- _Extracted information_:
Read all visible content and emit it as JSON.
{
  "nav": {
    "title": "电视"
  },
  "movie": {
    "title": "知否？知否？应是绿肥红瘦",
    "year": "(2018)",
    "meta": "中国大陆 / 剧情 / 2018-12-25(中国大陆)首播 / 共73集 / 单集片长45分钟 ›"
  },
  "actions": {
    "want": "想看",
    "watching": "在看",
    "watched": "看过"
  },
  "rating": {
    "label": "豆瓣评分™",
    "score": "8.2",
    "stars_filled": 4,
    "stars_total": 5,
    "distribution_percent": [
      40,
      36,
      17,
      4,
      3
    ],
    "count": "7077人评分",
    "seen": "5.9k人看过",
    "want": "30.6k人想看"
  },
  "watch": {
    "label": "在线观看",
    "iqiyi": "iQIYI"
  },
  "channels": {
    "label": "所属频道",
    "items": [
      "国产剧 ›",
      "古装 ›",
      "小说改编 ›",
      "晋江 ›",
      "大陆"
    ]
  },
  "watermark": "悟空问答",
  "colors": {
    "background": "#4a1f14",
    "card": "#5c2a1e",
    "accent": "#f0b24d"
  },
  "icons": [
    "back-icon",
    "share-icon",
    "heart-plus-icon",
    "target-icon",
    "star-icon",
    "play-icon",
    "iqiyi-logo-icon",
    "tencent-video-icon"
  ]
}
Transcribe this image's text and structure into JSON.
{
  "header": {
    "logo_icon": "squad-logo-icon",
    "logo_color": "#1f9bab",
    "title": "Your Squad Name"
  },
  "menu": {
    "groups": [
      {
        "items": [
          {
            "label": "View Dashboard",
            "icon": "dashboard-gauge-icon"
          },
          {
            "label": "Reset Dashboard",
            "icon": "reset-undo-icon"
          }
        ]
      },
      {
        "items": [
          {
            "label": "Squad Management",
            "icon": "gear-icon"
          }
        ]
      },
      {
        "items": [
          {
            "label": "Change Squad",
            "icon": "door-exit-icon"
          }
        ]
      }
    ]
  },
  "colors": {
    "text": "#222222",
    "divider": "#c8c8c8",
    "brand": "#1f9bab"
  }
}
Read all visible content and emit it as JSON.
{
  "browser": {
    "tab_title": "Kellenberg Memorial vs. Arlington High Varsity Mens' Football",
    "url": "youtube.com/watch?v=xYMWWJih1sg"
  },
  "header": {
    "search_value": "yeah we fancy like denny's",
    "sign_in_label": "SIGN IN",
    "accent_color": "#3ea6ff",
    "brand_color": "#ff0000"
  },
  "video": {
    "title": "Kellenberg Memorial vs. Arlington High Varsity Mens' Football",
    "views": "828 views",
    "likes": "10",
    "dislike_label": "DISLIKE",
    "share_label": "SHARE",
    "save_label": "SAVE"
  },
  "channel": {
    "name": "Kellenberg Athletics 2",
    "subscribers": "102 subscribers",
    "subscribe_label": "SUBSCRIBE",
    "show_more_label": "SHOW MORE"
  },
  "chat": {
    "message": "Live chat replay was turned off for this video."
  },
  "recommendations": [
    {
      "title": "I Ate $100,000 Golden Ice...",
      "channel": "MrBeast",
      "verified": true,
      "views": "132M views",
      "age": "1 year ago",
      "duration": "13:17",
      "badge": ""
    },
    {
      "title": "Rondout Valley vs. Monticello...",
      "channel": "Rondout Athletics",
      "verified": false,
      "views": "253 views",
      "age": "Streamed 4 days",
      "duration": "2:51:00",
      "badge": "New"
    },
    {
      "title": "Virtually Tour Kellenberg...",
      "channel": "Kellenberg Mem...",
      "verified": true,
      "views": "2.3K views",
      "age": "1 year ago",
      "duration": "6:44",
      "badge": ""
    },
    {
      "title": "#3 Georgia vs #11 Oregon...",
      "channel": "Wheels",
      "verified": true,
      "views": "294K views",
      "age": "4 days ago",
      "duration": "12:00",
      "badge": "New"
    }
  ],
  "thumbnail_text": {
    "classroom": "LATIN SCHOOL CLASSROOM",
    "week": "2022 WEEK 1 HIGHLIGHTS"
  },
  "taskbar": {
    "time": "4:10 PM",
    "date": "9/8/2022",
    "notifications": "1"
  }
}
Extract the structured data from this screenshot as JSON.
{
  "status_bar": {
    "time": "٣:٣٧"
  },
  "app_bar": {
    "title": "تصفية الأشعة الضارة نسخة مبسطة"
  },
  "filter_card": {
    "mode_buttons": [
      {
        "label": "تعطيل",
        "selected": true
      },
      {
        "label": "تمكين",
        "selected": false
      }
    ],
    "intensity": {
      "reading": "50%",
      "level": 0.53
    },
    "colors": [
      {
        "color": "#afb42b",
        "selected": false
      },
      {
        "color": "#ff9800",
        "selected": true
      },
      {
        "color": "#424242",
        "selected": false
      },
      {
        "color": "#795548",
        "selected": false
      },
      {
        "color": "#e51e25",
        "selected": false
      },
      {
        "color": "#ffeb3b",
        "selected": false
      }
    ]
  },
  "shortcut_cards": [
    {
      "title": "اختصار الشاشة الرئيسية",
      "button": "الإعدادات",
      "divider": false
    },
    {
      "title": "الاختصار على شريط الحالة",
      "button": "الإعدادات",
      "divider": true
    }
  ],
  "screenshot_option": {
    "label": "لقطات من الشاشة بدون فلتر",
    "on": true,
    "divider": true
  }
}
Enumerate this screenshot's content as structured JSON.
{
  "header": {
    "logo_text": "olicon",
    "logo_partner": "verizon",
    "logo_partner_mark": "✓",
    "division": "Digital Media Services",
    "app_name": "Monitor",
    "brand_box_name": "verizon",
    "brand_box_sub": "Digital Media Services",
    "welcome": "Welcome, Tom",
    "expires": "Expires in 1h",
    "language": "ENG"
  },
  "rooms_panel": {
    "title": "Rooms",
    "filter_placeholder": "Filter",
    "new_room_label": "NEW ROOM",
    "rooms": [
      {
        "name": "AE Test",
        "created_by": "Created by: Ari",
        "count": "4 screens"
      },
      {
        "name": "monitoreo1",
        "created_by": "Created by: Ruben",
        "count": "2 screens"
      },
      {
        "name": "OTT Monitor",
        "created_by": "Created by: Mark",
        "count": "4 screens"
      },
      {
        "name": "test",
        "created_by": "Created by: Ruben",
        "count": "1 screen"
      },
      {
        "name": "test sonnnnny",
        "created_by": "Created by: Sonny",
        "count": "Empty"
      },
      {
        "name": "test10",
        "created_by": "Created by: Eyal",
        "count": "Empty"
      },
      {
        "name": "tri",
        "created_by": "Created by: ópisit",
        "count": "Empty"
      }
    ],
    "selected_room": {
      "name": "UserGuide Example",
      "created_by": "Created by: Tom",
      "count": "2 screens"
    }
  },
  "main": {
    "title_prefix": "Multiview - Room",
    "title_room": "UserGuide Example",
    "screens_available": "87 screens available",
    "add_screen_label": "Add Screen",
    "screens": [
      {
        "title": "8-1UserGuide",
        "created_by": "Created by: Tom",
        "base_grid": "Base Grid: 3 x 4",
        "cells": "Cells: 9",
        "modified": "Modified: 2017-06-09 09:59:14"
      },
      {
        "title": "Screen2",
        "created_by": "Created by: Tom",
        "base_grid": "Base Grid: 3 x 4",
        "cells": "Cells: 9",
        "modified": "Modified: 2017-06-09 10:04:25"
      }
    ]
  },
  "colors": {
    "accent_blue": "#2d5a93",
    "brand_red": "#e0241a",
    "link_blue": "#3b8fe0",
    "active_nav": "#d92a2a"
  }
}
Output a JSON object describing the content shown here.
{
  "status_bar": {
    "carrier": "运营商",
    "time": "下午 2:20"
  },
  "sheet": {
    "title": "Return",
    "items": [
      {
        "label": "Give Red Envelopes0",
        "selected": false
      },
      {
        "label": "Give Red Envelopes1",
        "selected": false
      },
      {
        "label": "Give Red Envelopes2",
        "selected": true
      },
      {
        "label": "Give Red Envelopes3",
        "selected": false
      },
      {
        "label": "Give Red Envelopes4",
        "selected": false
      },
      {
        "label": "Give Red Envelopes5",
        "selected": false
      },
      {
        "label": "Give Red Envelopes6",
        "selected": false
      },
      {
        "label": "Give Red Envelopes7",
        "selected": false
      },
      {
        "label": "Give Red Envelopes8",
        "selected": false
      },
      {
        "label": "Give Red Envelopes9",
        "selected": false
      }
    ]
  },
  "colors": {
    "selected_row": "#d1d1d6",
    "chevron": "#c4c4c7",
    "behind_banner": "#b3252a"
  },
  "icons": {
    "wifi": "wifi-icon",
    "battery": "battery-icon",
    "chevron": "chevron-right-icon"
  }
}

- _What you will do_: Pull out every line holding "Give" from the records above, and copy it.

- _Finished task_:
        "label": "Give Red Envelopes0",
        "label": "Give Red Envelopes1",
        "label": "Give Red Envelopes2",
        "label": "Give Red Envelopes3",
        "label": "Give Red Envelopes4",
        "label": "Give Red Envelopes5",
        "label": "Give Red Envelopes6",
        "label": "Give Red Envelopes7",
        "label": "Give Red Envelopes8",
        "label": "Give Red Envelopes9",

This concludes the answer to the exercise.